◆ Aim of the task:
From the records, pick out and copy each line containing "data".

====================

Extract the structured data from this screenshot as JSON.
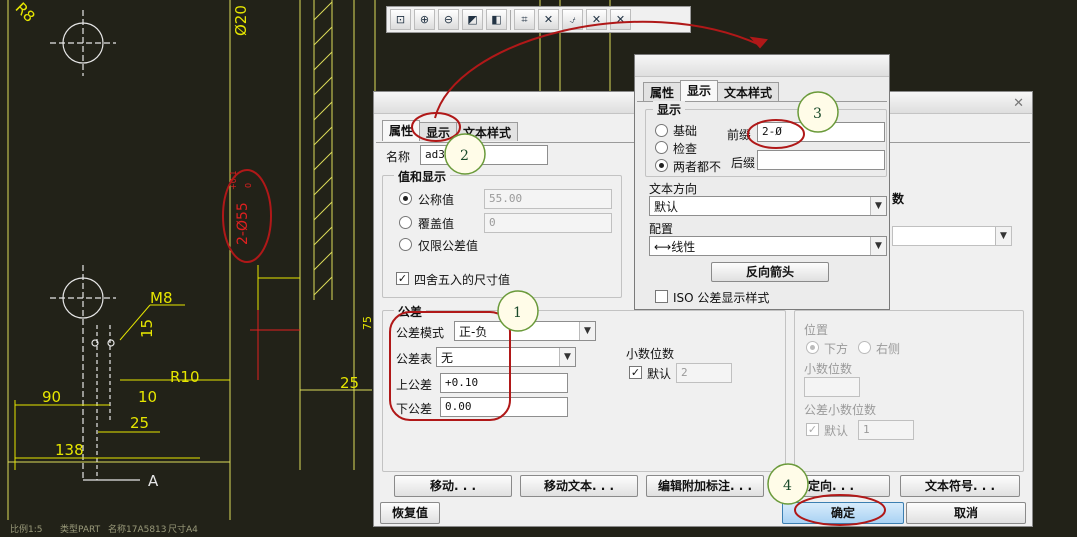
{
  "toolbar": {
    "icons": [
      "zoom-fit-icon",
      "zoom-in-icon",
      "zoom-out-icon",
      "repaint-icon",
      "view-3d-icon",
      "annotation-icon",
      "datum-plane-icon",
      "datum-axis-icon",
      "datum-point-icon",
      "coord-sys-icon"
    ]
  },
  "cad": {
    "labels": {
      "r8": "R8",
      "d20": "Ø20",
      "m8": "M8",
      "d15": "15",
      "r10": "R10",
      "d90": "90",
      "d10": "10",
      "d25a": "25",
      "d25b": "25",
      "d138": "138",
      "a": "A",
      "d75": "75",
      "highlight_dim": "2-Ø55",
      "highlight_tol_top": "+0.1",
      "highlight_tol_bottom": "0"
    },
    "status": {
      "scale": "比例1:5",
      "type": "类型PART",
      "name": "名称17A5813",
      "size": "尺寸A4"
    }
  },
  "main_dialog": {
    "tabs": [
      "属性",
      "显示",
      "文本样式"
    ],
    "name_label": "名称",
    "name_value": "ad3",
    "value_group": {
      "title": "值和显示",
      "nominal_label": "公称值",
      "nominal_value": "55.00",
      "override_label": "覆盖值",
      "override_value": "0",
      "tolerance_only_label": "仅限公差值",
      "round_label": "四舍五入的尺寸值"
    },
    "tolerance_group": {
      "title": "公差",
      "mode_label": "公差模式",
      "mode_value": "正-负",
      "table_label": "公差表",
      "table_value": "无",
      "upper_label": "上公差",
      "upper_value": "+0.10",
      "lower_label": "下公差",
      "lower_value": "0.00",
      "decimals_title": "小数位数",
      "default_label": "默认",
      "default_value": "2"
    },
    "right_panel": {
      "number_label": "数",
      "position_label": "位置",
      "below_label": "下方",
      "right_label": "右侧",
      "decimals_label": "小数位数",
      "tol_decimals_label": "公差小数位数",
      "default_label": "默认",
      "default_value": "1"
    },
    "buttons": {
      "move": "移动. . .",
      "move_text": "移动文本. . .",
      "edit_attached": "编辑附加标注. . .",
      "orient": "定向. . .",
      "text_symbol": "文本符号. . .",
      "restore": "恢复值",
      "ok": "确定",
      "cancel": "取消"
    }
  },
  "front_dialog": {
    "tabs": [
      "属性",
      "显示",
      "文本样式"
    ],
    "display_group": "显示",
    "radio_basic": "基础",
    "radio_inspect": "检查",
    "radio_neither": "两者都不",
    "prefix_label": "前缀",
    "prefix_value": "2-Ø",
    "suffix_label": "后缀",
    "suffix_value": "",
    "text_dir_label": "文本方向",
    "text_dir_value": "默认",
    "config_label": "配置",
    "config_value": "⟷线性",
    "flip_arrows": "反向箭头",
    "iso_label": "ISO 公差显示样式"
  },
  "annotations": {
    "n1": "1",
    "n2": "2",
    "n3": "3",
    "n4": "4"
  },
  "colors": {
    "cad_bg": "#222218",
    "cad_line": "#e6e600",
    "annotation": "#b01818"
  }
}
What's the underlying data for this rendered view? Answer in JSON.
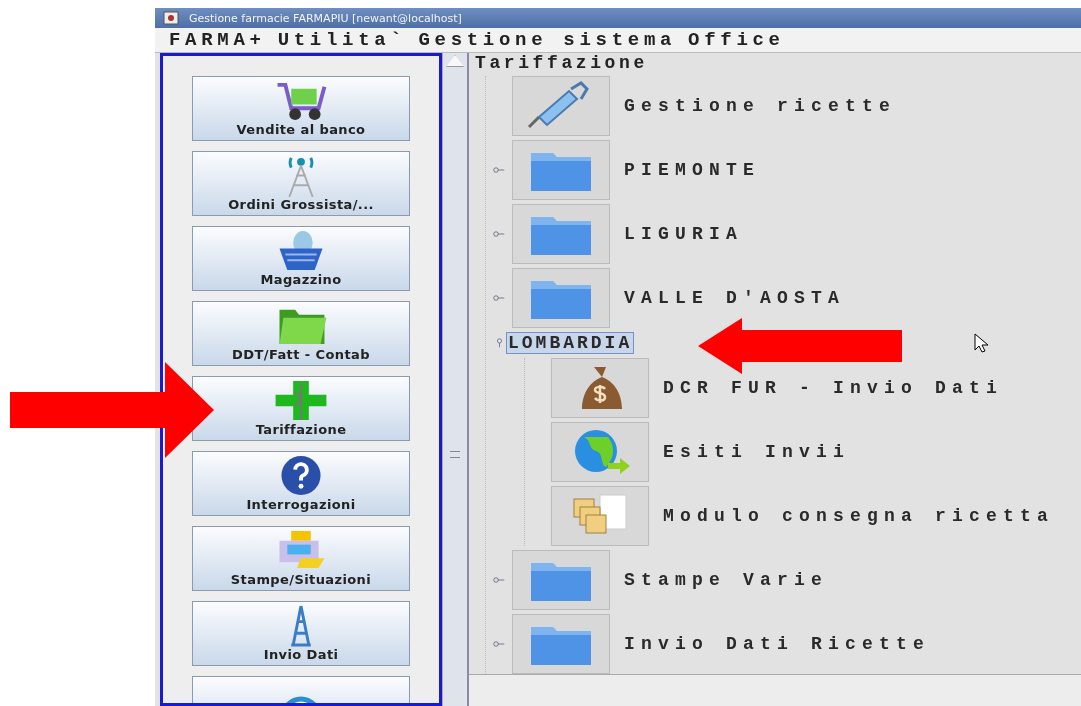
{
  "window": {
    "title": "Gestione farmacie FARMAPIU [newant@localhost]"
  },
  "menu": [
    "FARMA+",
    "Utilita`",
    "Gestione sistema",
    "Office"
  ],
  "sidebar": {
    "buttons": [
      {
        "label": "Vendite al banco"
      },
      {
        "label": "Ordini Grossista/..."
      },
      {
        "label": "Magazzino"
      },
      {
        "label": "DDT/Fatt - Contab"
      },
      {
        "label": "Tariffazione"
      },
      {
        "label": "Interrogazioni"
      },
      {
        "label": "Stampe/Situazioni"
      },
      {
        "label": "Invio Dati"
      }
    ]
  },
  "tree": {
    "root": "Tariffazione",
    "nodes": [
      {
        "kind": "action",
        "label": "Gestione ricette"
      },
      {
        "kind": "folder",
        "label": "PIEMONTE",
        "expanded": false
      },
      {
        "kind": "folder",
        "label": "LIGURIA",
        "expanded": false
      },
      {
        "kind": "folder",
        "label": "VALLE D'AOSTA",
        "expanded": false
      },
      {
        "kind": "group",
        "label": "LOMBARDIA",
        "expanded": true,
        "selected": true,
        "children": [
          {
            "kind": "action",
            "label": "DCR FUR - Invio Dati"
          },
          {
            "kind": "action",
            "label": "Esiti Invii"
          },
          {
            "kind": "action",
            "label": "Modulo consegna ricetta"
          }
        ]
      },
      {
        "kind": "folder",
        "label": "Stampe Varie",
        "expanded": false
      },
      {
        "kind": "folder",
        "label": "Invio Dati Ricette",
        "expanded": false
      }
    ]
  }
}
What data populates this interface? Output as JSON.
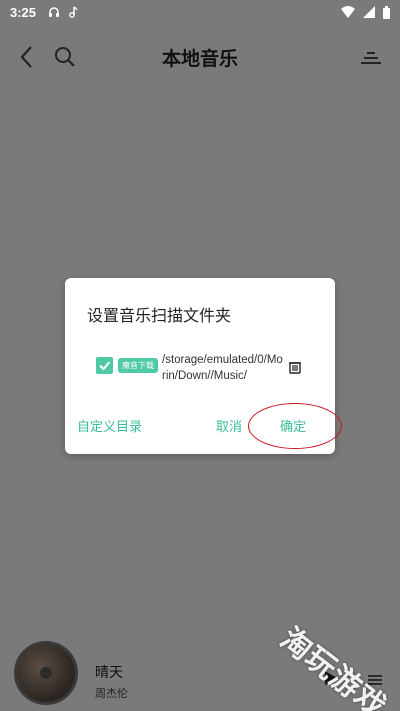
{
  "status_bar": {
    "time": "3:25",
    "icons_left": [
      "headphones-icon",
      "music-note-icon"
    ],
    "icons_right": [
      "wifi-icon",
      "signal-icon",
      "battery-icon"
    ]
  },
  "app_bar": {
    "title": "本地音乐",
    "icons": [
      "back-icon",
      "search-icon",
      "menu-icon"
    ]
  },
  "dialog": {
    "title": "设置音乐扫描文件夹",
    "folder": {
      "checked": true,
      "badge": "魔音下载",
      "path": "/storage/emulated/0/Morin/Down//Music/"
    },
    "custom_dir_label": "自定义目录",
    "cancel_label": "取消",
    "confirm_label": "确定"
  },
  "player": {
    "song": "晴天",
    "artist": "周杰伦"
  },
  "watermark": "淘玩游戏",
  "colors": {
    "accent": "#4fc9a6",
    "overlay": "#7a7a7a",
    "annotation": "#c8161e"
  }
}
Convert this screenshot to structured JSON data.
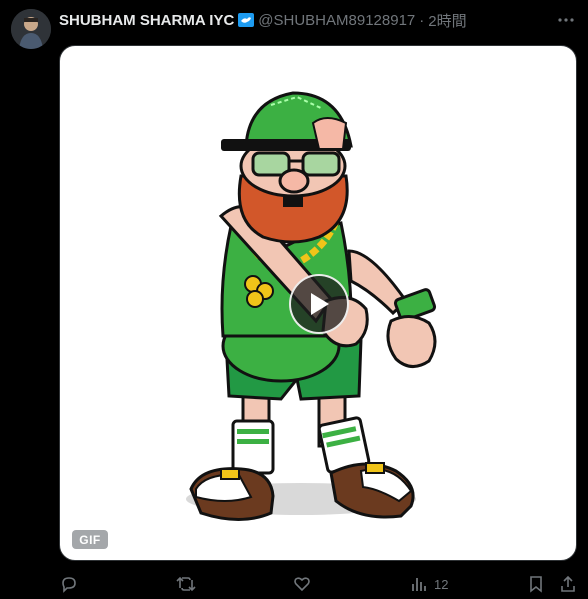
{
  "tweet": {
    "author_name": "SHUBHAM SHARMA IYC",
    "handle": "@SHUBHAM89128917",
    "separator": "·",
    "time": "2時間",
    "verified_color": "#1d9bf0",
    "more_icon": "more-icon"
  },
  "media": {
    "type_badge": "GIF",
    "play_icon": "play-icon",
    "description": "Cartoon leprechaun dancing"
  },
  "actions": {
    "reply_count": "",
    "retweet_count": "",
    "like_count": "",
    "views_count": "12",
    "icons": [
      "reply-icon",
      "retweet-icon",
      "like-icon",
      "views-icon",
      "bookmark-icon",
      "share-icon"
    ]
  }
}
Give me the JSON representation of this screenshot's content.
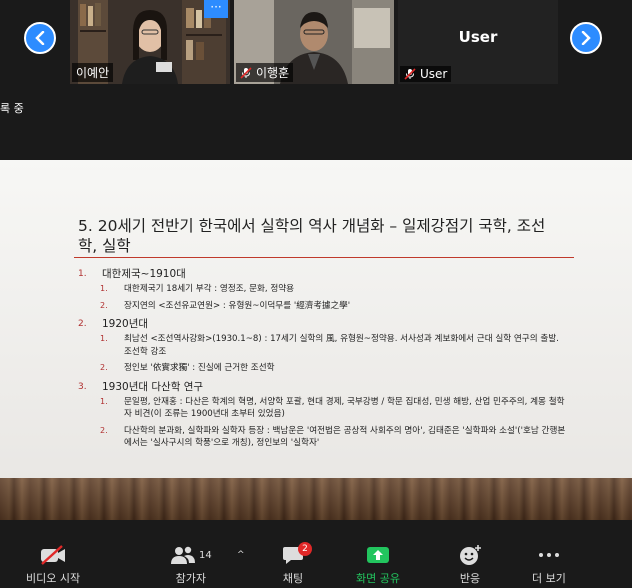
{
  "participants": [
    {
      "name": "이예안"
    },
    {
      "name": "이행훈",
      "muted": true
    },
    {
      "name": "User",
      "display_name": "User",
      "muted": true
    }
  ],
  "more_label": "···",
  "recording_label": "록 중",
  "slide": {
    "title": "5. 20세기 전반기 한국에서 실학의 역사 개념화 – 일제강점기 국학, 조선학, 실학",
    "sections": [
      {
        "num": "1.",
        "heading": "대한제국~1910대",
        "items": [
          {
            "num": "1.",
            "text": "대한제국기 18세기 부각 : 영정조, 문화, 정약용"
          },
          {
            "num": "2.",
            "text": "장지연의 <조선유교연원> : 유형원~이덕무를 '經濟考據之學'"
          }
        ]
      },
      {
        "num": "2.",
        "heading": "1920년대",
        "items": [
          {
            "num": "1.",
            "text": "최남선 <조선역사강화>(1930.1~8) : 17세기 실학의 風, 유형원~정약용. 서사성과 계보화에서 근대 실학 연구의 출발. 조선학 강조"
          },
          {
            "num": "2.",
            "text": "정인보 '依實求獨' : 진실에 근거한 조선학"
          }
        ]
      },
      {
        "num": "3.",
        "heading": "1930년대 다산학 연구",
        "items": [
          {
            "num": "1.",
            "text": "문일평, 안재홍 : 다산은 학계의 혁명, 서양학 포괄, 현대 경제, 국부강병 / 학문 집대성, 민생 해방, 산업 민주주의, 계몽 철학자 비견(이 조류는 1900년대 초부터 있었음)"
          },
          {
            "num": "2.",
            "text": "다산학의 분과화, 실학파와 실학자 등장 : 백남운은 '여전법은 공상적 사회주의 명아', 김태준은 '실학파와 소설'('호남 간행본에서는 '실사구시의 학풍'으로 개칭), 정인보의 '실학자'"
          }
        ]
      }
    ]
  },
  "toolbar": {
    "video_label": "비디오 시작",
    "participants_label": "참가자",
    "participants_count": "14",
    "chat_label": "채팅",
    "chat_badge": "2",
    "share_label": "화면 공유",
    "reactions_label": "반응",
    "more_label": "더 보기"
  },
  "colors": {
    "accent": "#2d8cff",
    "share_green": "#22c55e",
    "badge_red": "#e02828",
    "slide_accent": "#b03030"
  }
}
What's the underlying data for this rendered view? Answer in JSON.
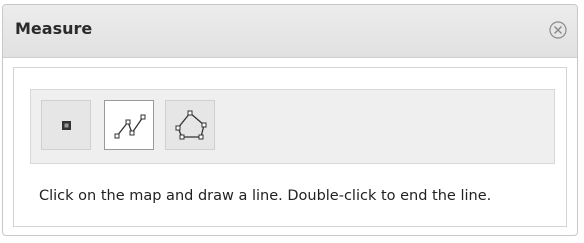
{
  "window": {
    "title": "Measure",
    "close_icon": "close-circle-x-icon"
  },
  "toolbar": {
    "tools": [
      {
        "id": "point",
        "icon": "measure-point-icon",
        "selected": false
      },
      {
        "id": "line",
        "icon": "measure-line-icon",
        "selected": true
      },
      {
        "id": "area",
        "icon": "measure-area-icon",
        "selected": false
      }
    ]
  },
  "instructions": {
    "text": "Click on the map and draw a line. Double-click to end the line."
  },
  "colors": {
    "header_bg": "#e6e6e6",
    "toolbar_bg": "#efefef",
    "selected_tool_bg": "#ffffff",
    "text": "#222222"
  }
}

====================

◆ Final answer:
Extract the structured data from this screenshot as JSON.
What's the underlying data for this rendered view? Answer in JSON.
What data populates this interface? Output as JSON.
Convert this screenshot to structured JSON data.
What's the underlying data for this rendered view? Answer in JSON.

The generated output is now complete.